TASK TO CARRY OUT ::
When you reach the line containing "Extract the structured", repeat it and every line after it exactly, stopping only at the end of the listing.
-- Opening Marker --
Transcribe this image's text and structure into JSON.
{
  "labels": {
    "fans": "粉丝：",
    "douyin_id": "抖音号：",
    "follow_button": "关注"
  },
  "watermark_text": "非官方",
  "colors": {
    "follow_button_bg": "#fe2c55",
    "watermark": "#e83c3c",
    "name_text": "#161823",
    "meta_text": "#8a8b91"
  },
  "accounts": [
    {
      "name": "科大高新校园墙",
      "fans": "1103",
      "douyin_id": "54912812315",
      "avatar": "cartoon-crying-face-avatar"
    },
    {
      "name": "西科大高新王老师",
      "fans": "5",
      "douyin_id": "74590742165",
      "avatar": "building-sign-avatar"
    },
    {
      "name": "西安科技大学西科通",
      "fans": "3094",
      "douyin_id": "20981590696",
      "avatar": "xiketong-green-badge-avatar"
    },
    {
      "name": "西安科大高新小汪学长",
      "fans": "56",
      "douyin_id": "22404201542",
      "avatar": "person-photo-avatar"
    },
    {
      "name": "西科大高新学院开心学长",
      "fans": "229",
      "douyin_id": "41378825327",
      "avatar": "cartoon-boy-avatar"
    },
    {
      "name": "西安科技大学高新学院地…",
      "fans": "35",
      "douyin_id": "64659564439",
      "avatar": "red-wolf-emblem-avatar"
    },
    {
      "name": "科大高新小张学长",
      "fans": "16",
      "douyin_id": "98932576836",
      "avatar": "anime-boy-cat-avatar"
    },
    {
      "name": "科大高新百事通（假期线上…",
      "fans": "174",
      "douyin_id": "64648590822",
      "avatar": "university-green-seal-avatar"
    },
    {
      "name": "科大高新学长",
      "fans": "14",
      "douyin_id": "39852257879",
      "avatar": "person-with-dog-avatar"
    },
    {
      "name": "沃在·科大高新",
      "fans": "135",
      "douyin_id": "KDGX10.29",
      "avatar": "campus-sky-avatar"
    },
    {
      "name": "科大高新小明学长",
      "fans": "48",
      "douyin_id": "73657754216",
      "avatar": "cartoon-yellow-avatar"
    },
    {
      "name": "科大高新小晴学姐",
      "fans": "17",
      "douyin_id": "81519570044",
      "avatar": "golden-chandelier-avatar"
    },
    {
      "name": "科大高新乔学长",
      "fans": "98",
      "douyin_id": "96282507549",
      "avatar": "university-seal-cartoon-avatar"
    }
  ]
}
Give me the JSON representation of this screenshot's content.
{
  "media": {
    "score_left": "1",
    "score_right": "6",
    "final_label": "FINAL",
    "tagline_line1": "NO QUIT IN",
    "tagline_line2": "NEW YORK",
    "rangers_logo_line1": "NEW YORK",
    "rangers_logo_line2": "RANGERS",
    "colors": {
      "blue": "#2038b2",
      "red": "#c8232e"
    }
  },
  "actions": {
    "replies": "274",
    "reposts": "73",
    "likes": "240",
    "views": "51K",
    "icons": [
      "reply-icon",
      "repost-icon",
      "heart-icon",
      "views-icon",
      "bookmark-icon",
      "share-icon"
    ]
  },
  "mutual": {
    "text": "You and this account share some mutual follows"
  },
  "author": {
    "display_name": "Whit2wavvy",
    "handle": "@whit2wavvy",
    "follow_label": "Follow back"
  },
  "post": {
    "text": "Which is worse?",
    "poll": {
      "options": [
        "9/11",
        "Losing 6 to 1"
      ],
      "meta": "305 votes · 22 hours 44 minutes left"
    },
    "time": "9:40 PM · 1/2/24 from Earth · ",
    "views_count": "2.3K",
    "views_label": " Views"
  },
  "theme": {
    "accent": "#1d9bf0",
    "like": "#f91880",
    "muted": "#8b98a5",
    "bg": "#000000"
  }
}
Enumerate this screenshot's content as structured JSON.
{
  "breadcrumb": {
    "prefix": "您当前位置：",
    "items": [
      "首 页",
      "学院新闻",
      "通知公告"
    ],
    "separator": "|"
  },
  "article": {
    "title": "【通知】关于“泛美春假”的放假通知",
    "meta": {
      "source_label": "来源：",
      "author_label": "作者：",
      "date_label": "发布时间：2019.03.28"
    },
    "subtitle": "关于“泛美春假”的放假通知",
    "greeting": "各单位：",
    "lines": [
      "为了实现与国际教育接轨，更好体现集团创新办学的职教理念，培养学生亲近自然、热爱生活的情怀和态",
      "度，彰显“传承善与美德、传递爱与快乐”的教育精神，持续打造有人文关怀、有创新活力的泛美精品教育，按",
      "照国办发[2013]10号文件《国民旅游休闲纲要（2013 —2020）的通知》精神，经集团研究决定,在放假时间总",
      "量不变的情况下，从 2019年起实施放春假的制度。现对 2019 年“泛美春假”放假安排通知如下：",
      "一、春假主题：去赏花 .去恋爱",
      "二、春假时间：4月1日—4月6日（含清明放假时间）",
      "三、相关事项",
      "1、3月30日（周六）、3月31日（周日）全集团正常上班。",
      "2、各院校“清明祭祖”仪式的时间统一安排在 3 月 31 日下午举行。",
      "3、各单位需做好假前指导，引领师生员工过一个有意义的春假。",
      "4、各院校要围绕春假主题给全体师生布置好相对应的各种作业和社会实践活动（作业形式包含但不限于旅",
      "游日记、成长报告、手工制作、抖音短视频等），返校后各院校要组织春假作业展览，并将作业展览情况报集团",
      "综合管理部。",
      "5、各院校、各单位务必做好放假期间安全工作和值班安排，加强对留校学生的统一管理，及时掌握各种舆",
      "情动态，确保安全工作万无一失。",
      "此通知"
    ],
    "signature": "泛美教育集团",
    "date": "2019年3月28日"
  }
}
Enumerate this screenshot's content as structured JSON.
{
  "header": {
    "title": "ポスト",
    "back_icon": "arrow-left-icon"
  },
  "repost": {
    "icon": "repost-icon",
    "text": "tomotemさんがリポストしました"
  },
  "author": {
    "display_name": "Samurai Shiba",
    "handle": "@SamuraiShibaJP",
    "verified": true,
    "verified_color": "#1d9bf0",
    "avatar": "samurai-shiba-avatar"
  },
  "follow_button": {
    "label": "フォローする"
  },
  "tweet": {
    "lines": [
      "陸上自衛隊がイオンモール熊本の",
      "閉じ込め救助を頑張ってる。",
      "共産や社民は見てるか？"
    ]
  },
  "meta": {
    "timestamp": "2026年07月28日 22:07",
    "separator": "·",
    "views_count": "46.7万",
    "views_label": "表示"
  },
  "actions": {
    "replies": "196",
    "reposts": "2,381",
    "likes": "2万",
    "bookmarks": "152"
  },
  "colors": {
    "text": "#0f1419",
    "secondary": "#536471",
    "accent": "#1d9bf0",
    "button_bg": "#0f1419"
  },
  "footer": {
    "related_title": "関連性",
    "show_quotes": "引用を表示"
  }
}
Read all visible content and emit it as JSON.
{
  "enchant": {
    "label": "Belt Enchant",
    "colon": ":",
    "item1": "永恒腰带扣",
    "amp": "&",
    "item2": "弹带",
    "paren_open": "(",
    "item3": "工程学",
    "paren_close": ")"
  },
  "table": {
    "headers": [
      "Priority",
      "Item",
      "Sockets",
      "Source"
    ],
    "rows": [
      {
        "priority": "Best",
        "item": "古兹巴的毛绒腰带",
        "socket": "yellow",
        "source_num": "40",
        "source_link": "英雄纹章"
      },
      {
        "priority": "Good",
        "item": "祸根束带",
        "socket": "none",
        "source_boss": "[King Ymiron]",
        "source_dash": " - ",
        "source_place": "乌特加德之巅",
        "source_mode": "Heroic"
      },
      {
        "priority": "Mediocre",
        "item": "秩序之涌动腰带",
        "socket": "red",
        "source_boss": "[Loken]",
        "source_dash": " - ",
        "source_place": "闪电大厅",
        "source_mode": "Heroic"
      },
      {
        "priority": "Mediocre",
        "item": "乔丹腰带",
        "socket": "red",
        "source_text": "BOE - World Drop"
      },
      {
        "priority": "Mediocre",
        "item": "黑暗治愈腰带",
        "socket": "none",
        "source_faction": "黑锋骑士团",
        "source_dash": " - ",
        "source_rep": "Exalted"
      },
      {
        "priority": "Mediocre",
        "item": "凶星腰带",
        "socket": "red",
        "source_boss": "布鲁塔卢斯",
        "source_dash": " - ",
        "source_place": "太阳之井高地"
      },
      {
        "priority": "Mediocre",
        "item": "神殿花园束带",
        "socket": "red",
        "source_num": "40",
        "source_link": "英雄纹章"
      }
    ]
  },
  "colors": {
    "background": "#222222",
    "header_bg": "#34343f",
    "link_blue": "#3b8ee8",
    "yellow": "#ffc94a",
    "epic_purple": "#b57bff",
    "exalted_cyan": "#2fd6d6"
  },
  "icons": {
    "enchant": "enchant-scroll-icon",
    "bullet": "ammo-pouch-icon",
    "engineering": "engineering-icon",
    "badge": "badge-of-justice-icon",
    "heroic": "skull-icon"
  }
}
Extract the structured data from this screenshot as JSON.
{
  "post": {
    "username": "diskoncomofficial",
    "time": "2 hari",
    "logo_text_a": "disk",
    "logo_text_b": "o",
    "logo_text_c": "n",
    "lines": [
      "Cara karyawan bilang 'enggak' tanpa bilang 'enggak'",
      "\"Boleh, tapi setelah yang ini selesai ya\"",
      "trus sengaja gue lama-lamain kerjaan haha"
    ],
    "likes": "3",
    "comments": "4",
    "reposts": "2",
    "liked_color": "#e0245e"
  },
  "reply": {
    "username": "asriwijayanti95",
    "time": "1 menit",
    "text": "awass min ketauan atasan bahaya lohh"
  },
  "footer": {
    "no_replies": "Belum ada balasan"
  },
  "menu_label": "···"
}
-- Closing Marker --
TASK ANSWER ::
Extract the structured data from this screenshot as JSON.
{
  "post": {
    "username": "diskoncomofficial",
    "time": "2 hari",
    "logo_text_a": "disk",
    "logo_text_b": "o",
    "logo_text_c": "n",
    "lines": [
      "Cara karyawan bilang 'enggak' tanpa bilang 'enggak'",
      "\"Boleh, tapi setelah yang ini selesai ya\"",
      "trus sengaja gue lama-lamain kerjaan haha"
    ],
    "likes": "3",
    "comments": "4",
    "reposts": "2",
    "liked_color": "#e0245e"
  },
  "reply": {
    "username": "asriwijayanti95",
    "time": "1 menit",
    "text": "awass min ketauan atasan bahaya lohh"
  },
  "footer": {
    "no_replies": "Belum ada balasan"
  },
  "menu_label": "···"
}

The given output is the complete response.